#### To do
All of the data needs to be printed again, exactly as written.

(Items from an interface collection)

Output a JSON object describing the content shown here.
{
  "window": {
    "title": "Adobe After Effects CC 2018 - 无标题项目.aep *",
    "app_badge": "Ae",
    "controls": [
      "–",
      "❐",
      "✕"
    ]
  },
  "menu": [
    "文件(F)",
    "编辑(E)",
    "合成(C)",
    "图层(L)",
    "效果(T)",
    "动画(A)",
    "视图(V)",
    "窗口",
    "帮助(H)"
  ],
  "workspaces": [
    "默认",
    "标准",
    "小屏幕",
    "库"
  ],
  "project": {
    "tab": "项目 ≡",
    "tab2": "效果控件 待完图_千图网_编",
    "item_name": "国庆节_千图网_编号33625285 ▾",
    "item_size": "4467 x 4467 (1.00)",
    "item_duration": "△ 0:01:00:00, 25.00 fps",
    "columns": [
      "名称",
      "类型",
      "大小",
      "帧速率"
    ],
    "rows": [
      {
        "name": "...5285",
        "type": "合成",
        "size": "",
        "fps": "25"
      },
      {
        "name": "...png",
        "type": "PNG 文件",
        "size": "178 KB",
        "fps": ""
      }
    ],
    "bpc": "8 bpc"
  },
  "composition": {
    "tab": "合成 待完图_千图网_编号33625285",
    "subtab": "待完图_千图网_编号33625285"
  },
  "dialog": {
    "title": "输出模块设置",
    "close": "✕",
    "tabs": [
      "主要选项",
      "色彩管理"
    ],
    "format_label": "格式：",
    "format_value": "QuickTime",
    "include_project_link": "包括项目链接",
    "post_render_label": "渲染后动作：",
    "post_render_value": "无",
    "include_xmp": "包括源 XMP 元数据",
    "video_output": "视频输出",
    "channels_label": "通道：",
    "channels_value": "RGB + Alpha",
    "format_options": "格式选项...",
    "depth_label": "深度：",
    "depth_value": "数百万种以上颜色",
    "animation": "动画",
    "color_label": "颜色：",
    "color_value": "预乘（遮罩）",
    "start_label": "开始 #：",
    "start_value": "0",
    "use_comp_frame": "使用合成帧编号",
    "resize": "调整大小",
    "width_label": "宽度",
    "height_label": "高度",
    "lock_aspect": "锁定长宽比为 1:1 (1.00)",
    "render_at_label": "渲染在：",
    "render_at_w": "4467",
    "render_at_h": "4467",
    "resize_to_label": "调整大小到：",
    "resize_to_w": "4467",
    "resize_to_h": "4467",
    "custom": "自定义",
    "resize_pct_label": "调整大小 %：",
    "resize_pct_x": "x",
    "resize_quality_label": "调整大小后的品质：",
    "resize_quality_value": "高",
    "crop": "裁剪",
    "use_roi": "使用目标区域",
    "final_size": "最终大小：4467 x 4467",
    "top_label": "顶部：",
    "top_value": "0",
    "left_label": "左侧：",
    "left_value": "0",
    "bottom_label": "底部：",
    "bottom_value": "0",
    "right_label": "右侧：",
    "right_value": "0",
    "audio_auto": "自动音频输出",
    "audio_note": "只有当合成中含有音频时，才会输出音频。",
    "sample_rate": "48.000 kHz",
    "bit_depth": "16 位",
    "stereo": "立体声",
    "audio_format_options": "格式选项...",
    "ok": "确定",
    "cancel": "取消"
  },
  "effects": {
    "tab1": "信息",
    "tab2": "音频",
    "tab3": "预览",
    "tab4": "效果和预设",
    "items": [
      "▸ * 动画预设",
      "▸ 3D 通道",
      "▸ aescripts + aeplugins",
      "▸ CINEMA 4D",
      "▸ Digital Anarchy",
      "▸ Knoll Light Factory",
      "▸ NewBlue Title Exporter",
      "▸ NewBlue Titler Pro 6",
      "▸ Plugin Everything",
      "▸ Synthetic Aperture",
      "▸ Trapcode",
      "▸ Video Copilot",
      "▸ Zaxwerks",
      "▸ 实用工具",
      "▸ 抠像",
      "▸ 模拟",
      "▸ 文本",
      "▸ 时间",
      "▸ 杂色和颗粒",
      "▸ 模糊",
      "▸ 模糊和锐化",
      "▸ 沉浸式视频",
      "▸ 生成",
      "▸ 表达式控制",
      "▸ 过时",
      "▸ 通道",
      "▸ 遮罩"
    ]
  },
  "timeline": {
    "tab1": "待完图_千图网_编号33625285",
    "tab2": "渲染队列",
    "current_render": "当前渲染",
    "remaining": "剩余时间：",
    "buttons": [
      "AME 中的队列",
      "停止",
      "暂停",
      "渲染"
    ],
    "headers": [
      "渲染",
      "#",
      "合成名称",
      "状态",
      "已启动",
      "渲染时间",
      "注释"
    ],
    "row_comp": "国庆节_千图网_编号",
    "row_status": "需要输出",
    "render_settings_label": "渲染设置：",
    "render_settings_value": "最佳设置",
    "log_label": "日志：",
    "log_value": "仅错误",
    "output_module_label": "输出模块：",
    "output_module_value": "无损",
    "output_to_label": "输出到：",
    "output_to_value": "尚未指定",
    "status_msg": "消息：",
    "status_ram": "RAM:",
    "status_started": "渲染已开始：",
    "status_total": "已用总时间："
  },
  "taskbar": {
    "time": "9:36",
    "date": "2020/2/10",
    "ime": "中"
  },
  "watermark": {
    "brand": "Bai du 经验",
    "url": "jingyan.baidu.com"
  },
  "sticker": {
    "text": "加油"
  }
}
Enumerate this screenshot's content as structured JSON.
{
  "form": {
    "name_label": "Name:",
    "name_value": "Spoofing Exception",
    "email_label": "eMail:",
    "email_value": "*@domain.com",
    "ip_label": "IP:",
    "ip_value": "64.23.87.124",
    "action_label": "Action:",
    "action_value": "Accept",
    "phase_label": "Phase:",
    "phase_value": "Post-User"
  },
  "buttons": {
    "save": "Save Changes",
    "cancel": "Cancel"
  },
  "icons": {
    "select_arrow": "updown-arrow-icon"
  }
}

#### Completed task
Output a JSON object describing the content shown here.
{
  "window": {
    "title": "Adobe After Effects CC 2018 - 无标题项目.aep *",
    "app_badge": "Ae",
    "controls": [
      "–",
      "❐",
      "✕"
    ]
  },
  "menu": [
    "文件(F)",
    "编辑(E)",
    "合成(C)",
    "图层(L)",
    "效果(T)",
    "动画(A)",
    "视图(V)",
    "窗口",
    "帮助(H)"
  ],
  "workspaces": [
    "默认",
    "标准",
    "小屏幕",
    "库"
  ],
  "project": {
    "tab": "项目 ≡",
    "tab2": "效果控件 待完图_千图网_编",
    "item_name": "国庆节_千图网_编号33625285 ▾",
    "item_size": "4467 x 4467 (1.00)",
    "item_duration": "△ 0:01:00:00, 25.00 fps",
    "columns": [
      "名称",
      "类型",
      "大小",
      "帧速率"
    ],
    "rows": [
      {
        "name": "...5285",
        "type": "合成",
        "size": "",
        "fps": "25"
      },
      {
        "name": "...png",
        "type": "PNG 文件",
        "size": "178 KB",
        "fps": ""
      }
    ],
    "bpc": "8 bpc"
  },
  "composition": {
    "tab": "合成 待完图_千图网_编号33625285",
    "subtab": "待完图_千图网_编号33625285"
  },
  "dialog": {
    "title": "输出模块设置",
    "close": "✕",
    "tabs": [
      "主要选项",
      "色彩管理"
    ],
    "format_label": "格式：",
    "format_value": "QuickTime",
    "include_project_link": "包括项目链接",
    "post_render_label": "渲染后动作：",
    "post_render_value": "无",
    "include_xmp": "包括源 XMP 元数据",
    "video_output": "视频输出",
    "channels_label": "通道：",
    "channels_value": "RGB + Alpha",
    "format_options": "格式选项...",
    "depth_label": "深度：",
    "depth_value": "数百万种以上颜色",
    "animation": "动画",
    "color_label": "颜色：",
    "color_value": "预乘（遮罩）",
    "start_label": "开始 #：",
    "start_value": "0",
    "use_comp_frame": "使用合成帧编号",
    "resize": "调整大小",
    "width_label": "宽度",
    "height_label": "高度",
    "lock_aspect": "锁定长宽比为 1:1 (1.00)",
    "render_at_label": "渲染在：",
    "render_at_w": "4467",
    "render_at_h": "4467",
    "resize_to_label": "调整大小到：",
    "resize_to_w": "4467",
    "resize_to_h": "4467",
    "custom": "自定义",
    "resize_pct_label": "调整大小 %：",
    "resize_pct_x": "x",
    "resize_quality_label": "调整大小后的品质：",
    "resize_quality_value": "高",
    "crop": "裁剪",
    "use_roi": "使用目标区域",
    "final_size": "最终大小：4467 x 4467",
    "top_label": "顶部：",
    "top_value": "0",
    "left_label": "左侧：",
    "left_value": "0",
    "bottom_label": "底部：",
    "bottom_value": "0",
    "right_label": "右侧：",
    "right_value": "0",
    "audio_auto": "自动音频输出",
    "audio_note": "只有当合成中含有音频时，才会输出音频。",
    "sample_rate": "48.000 kHz",
    "bit_depth": "16 位",
    "stereo": "立体声",
    "audio_format_options": "格式选项...",
    "ok": "确定",
    "cancel": "取消"
  },
  "effects": {
    "tab1": "信息",
    "tab2": "音频",
    "tab3": "预览",
    "tab4": "效果和预设",
    "items": [
      "▸ * 动画预设",
      "▸ 3D 通道",
      "▸ aescripts + aeplugins",
      "▸ CINEMA 4D",
      "▸ Digital Anarchy",
      "▸ Knoll Light Factory",
      "▸ NewBlue Title Exporter",
      "▸ NewBlue Titler Pro 6",
      "▸ Plugin Everything",
      "▸ Synthetic Aperture",
      "▸ Trapcode",
      "▸ Video Copilot",
      "▸ Zaxwerks",
      "▸ 实用工具",
      "▸ 抠像",
      "▸ 模拟",
      "▸ 文本",
      "▸ 时间",
      "▸ 杂色和颗粒",
      "▸ 模糊",
      "▸ 模糊和锐化",
      "▸ 沉浸式视频",
      "▸ 生成",
      "▸ 表达式控制",
      "▸ 过时",
      "▸ 通道",
      "▸ 遮罩"
    ]
  },
  "timeline": {
    "tab1": "待完图_千图网_编号33625285",
    "tab2": "渲染队列",
    "current_render": "当前渲染",
    "remaining": "剩余时间：",
    "buttons": [
      "AME 中的队列",
      "停止",
      "暂停",
      "渲染"
    ],
    "headers": [
      "渲染",
      "#",
      "合成名称",
      "状态",
      "已启动",
      "渲染时间",
      "注释"
    ],
    "row_comp": "国庆节_千图网_编号",
    "row_status": "需要输出",
    "render_settings_label": "渲染设置：",
    "render_settings_value": "最佳设置",
    "log_label": "日志：",
    "log_value": "仅错误",
    "output_module_label": "输出模块：",
    "output_module_value": "无损",
    "output_to_label": "输出到：",
    "output_to_value": "尚未指定",
    "status_msg": "消息：",
    "status_ram": "RAM:",
    "status_started": "渲染已开始：",
    "status_total": "已用总时间："
  },
  "taskbar": {
    "time": "9:36",
    "date": "2020/2/10",
    "ime": "中"
  },
  "watermark": {
    "brand": "Bai du 经验",
    "url": "jingyan.baidu.com"
  },
  "sticker": {
    "text": "加油"
  }
}
Enumerate this screenshot's content as structured JSON.
{
  "form": {
    "name_label": "Name:",
    "name_value": "Spoofing Exception",
    "email_label": "eMail:",
    "email_value": "*@domain.com",
    "ip_label": "IP:",
    "ip_value": "64.23.87.124",
    "action_label": "Action:",
    "action_value": "Accept",
    "phase_label": "Phase:",
    "phase_value": "Post-User"
  },
  "buttons": {
    "save": "Save Changes",
    "cancel": "Cancel"
  },
  "icons": {
    "select_arrow": "updown-arrow-icon"
  }
}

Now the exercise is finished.